# RECORD EXTRACTS

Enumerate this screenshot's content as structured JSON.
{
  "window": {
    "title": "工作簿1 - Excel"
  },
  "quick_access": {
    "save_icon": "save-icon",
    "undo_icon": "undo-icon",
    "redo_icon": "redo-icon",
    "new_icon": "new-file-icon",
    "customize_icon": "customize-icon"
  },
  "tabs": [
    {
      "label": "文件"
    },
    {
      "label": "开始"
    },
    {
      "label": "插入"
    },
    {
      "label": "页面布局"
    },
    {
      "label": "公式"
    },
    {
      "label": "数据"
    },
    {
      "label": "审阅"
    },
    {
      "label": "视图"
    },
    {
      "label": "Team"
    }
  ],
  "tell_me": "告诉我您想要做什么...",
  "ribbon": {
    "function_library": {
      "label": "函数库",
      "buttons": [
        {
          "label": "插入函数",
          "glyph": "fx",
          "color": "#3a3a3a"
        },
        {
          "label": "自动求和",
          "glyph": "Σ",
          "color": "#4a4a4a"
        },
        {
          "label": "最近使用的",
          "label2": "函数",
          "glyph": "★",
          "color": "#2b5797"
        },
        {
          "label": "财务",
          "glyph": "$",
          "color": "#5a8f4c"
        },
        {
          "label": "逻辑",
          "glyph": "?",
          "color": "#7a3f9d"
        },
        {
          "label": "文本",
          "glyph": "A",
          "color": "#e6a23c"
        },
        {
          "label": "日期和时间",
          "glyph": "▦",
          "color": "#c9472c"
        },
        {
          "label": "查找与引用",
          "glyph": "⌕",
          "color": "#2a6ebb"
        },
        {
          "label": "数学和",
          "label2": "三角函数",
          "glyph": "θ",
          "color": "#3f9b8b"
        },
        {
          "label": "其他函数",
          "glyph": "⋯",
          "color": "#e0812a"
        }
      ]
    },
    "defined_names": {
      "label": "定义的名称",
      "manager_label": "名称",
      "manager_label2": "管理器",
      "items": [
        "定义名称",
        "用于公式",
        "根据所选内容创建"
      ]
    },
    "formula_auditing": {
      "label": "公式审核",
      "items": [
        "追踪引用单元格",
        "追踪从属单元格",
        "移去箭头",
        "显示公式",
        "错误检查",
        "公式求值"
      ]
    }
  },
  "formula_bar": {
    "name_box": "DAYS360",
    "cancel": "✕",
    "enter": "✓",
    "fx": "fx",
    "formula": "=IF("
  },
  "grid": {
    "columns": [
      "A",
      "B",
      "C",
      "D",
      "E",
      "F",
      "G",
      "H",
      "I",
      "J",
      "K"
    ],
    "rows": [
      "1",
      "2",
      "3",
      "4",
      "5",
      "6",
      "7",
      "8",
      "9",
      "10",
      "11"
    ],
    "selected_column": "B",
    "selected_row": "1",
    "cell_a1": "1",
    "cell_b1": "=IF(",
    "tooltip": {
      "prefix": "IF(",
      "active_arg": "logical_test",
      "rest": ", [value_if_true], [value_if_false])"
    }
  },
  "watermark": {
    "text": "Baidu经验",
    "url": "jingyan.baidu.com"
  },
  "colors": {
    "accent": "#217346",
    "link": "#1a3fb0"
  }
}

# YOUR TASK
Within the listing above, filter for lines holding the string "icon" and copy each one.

# EXERCISE RESULT
    "save_icon": "save-icon",
    "undo_icon": "undo-icon",
    "redo_icon": "redo-icon",
    "new_icon": "new-file-icon",
    "customize_icon": "customize-icon"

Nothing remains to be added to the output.